Dataset rows describing interfaces
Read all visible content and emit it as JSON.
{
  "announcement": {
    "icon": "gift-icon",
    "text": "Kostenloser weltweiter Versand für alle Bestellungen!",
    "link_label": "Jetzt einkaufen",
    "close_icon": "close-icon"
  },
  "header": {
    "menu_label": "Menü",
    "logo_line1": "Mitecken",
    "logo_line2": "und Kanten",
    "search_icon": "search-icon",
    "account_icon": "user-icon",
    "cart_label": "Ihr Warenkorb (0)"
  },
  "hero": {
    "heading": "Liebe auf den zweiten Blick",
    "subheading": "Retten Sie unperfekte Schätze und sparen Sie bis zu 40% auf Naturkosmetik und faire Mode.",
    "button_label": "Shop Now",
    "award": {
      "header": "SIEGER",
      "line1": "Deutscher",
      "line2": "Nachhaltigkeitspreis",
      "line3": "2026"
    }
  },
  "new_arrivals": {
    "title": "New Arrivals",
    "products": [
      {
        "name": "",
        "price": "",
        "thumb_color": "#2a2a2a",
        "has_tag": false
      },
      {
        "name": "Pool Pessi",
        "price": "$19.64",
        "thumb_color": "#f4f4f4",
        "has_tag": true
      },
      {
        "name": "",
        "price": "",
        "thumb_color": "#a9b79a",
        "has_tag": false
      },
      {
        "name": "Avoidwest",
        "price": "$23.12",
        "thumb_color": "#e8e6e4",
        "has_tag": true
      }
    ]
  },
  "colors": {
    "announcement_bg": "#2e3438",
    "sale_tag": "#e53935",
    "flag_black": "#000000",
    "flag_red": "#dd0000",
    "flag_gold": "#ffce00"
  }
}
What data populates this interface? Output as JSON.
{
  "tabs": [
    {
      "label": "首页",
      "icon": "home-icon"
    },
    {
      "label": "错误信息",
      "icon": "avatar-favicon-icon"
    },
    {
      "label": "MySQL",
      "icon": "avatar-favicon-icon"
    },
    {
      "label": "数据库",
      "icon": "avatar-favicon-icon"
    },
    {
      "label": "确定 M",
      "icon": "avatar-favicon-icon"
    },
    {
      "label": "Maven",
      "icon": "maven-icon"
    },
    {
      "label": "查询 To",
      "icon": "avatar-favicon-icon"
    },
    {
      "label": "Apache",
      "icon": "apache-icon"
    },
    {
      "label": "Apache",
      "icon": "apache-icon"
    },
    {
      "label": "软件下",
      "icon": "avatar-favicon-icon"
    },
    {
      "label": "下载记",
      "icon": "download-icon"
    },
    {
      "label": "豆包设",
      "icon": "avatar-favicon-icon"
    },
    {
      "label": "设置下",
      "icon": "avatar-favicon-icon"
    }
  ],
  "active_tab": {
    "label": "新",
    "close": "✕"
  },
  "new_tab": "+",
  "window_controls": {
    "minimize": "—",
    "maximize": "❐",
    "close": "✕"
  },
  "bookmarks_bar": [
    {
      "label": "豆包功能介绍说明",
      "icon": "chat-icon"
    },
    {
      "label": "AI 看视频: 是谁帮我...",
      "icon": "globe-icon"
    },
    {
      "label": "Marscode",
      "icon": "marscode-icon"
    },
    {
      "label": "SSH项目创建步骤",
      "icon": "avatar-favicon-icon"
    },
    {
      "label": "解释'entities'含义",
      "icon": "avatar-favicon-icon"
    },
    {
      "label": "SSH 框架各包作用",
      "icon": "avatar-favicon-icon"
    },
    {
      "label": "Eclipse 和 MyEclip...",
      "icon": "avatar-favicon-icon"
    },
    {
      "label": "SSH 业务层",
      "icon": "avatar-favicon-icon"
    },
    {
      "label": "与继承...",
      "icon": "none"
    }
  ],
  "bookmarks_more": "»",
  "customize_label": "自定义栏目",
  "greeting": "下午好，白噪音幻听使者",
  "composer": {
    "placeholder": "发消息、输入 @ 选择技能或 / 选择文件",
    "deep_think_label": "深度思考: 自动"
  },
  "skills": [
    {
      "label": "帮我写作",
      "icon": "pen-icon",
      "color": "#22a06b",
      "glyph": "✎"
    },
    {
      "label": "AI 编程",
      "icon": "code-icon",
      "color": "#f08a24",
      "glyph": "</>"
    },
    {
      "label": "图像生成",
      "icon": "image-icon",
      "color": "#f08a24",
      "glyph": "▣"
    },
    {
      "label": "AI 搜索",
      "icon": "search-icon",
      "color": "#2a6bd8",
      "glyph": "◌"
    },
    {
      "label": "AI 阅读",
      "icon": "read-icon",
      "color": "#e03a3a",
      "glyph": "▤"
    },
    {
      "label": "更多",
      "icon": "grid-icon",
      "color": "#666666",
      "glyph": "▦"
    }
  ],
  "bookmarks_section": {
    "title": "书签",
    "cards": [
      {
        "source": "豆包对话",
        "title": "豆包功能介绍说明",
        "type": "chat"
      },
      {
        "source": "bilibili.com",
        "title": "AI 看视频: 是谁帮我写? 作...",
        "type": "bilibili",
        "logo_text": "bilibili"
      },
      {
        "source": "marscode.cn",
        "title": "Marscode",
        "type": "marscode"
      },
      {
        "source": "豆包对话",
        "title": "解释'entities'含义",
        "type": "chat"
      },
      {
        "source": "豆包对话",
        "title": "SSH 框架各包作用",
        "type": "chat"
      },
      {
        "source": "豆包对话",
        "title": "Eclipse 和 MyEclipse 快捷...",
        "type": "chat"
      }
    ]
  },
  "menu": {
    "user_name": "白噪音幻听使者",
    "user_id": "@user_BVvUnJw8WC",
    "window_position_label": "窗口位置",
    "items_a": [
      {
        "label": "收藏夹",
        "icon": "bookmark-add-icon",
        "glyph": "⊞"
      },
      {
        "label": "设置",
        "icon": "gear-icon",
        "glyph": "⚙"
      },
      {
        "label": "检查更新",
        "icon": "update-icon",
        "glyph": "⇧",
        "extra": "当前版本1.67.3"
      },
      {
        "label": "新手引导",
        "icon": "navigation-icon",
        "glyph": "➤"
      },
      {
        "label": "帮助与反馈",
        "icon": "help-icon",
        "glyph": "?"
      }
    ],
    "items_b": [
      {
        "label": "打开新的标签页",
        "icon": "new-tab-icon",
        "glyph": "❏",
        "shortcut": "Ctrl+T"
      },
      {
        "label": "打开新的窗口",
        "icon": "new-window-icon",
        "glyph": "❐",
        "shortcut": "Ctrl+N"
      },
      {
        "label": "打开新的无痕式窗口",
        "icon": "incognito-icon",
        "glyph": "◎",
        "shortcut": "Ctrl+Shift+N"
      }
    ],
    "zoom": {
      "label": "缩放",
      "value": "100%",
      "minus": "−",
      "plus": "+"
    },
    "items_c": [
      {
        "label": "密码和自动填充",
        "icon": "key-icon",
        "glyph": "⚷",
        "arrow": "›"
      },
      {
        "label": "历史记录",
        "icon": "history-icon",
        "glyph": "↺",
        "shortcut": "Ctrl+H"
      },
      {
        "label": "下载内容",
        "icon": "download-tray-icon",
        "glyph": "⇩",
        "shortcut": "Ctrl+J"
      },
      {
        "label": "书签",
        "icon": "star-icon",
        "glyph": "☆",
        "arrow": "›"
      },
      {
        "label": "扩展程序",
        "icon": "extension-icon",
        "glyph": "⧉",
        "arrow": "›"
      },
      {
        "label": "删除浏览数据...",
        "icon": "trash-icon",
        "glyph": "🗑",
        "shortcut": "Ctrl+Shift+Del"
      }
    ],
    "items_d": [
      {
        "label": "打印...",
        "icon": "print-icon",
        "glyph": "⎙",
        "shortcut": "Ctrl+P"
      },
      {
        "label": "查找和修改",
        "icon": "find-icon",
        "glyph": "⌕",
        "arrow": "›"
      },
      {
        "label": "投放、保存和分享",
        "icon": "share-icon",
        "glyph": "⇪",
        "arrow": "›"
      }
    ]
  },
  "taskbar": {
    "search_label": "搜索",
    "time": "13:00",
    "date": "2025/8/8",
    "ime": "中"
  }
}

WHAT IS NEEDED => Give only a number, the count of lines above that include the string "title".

EXERCISE ANSWER => 8